Consultancy Services, Shri B.K. Shukla stated that the modification had been
carried out in one of the crucible only but a certificate was issued in respect
of both the crucibles. The Tribunal, therefore, arrived at the finding that in
fact no modification was carried out in the crucible of the said induction
furnace. Various other circumstances which were relevant for determination of
the issue, viz., the conduct of the parties, had also been taken into
The Tribunal in its order dated 22.05.2003 held:
The learned Advocate, further, contended that the Commissioner seems to have laboured
under a misconception of the scope of ACD Rules as he had observed that change
in the working capacity did not lead to change in the installed capacity of the
furnace; that the ACD Rules do not talk of installed capacity as the
Rules require capacity of the furnace installed in the factory to be determined;
that the Rules even provide for increase and reduction of the capacity of the
furnace even where a particular capacity has already been determined; that,
therefore, where any change is effected before or after the introduction of
compounded levy scheme, such increased or reduced capacity has to be given due
weight and regard. He relied upon the decision in Excise & C, Rajkot, 2002
(139) ELT 131(T) wherein it has been held by the Tribunal that The Rules
do not at any point speak of capacity of a furnace when it is first

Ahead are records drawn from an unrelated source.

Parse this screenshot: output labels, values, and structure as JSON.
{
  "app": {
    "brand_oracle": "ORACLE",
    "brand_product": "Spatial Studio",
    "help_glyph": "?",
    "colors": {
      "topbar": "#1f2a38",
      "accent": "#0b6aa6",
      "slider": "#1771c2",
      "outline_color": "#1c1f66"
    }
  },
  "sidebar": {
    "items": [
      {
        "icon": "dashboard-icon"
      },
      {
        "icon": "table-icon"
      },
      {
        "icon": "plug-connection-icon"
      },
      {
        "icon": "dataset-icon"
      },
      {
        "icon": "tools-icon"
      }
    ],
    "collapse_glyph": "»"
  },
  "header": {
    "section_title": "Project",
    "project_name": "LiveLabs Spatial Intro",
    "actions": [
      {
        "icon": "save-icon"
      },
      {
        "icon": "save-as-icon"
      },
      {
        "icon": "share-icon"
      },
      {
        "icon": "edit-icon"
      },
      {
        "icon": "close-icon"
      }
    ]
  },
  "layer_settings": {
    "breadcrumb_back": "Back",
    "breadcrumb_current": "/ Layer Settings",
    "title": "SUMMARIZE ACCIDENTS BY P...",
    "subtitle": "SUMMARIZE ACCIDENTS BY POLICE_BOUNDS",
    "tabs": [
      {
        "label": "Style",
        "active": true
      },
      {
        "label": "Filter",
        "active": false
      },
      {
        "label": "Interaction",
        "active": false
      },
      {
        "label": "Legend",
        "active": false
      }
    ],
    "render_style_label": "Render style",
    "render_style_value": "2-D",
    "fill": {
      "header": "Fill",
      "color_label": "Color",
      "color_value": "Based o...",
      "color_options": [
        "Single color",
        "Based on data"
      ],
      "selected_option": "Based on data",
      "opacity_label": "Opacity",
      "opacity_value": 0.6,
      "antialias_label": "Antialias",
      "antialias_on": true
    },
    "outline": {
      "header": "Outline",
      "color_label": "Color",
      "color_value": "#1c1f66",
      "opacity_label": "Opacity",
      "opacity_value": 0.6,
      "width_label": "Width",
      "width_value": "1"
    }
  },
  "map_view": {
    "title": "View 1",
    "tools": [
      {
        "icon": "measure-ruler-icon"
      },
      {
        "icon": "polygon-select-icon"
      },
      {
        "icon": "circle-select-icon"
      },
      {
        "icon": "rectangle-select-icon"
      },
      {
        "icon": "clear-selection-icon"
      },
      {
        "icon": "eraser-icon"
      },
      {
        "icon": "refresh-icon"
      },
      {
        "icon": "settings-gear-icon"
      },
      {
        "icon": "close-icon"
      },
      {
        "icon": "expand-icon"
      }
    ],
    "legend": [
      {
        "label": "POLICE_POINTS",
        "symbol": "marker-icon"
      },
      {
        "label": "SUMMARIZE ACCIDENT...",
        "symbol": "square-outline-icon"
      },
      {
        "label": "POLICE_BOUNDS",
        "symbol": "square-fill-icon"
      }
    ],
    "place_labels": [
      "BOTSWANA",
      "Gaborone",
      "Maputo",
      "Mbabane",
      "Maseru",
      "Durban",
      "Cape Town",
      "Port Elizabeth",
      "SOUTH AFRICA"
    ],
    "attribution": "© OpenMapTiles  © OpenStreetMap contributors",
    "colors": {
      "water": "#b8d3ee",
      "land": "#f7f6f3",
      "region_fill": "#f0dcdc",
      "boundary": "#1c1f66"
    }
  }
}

manufactured. They refer to only capacity and the specified parameter on which
the capacity is to be based. One of the parameters is the total capacity of the

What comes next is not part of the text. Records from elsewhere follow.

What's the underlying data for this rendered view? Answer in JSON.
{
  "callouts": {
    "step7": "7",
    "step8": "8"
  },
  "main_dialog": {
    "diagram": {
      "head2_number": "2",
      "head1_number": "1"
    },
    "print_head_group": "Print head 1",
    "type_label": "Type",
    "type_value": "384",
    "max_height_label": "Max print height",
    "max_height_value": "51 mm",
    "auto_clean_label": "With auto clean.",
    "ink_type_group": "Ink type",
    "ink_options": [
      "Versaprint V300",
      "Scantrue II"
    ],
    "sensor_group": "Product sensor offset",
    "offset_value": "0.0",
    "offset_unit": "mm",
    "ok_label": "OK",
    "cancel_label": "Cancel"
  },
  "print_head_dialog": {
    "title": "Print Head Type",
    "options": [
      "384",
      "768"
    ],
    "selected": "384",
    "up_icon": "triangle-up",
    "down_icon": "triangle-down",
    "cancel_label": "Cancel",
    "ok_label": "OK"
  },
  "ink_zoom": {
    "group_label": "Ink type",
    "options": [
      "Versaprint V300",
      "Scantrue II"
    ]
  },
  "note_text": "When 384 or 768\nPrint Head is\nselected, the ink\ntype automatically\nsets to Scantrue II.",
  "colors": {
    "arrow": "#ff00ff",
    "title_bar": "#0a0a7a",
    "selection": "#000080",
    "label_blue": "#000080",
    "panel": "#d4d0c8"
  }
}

furnace installed in the site. Such capacity is evidently the capacity that is
present. The capacity of the furnace after would be the quantity of bunch that

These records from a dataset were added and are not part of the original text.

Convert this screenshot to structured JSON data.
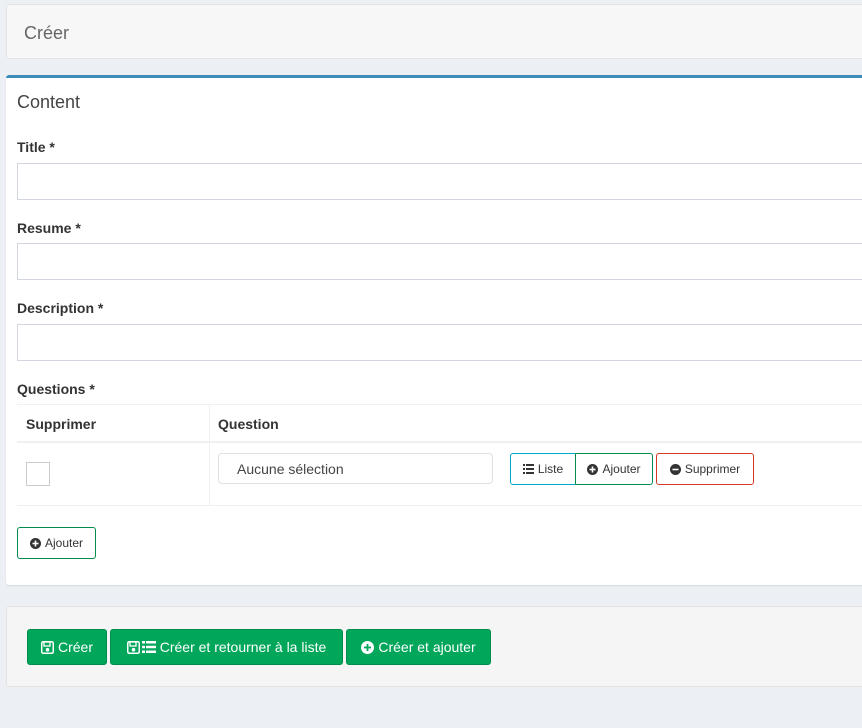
{
  "header": {
    "title": "Créer"
  },
  "content": {
    "title": "Content",
    "fields": {
      "title_label": "Title *",
      "resume_label": "Resume *",
      "description_label": "Description *",
      "questions_label": "Questions *"
    },
    "questions_table": {
      "col_delete": "Supprimer",
      "col_question": "Question",
      "rows": [
        {
          "selected": "Aucune sélection",
          "liste_label": "Liste",
          "ajouter_label": "Ajouter",
          "supprimer_label": "Supprimer"
        }
      ]
    },
    "add_button_label": "Ajouter"
  },
  "footer": {
    "create_label": "Créer",
    "create_return_label": "Créer et retourner à la liste",
    "create_add_label": "Créer et ajouter"
  },
  "icons": {
    "list": "list-icon",
    "plus": "plus-circle-icon",
    "minus": "minus-circle-icon",
    "save": "floppy-disk-icon"
  },
  "colors": {
    "box_accent": "#3c8dbc",
    "success": "#00a65a",
    "info": "#00a7d0",
    "danger": "#d73925"
  }
}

it can produce in one operation (illegible) bunch the annual capacity would be
based upon it. That this is so (illegible) from the provisions of Rule 4.
Rule provides for determining the annual capacity in case where a manufacturer
proposes to increases or (illegible) the capacity of the induction furnace.
No doubt the Rules does (illegible) installed capacity. In the
context of the other Rule it is clear that (illegible) too the capacity of a
furnace, not when it was initially constructed, but (illegible) the increase or
decrease referred to in that Rules, newly determined (illegible) capacity.
He emphasized that since Rule 4 provides for change (illegible) capacity in a
case where the capacity is already fixed at the commencement of the scheme, the
change which has already taken place before (illegible) commencement of the
scheme, is required to be given due weightage (illegible) consideration; that
the last sentence of Rule 4 of ACD Rules makes (illegible) obligatory on the
part of Commissioner to determine the date from which the change in the
installed capacity has taken place. 12. In its judgment, the Tribunal has
evidences, according to Revenue are
of Crucible volume of the furnace (specific gravity x volume) which works out
to be 7.97 MTs
the weight of MS Ingots including runners and riser produced in a single heat
during spot visit was 5.86 MTs
Increase in power consumption and
scrutiny of daily production.
find substantial force in the finding of the commissioner which are contained
in the impugned order
Upon consideration of all relevant facts, as a finding of fact had been arrived
at by the Tribunal, in our opinion, the High Court cannot be said to have
committed any error in passing the impugned judgment.
Relevant portion of Section 35G of the Central Excise Act reads as under:
Appeal to High Court (1) An appeal shall lie to the High Court from every order
passed in appeal by the Appellate Tribunal on or after the 1st day of July,
2003 (not being an order relating, among other things, to the determination of
any question having a relation to the rate of duty of excise or to the value of
goods for the purposes of assessment), if the High Court is satisfied that the
case involves a substantial question of law
terms of Section 35G of the Central Excise Act, the High Court, thus, could
entertain an appeal only if a question of law arose. No question of law having,
thus, arisen for consideration before the High Court, we are of the opinion
that the impugned judgment does not suffer from any legal infirmity.
For the reasons aforementioned, there is no merit in this appeal which is
dismissed accordingly. No costs.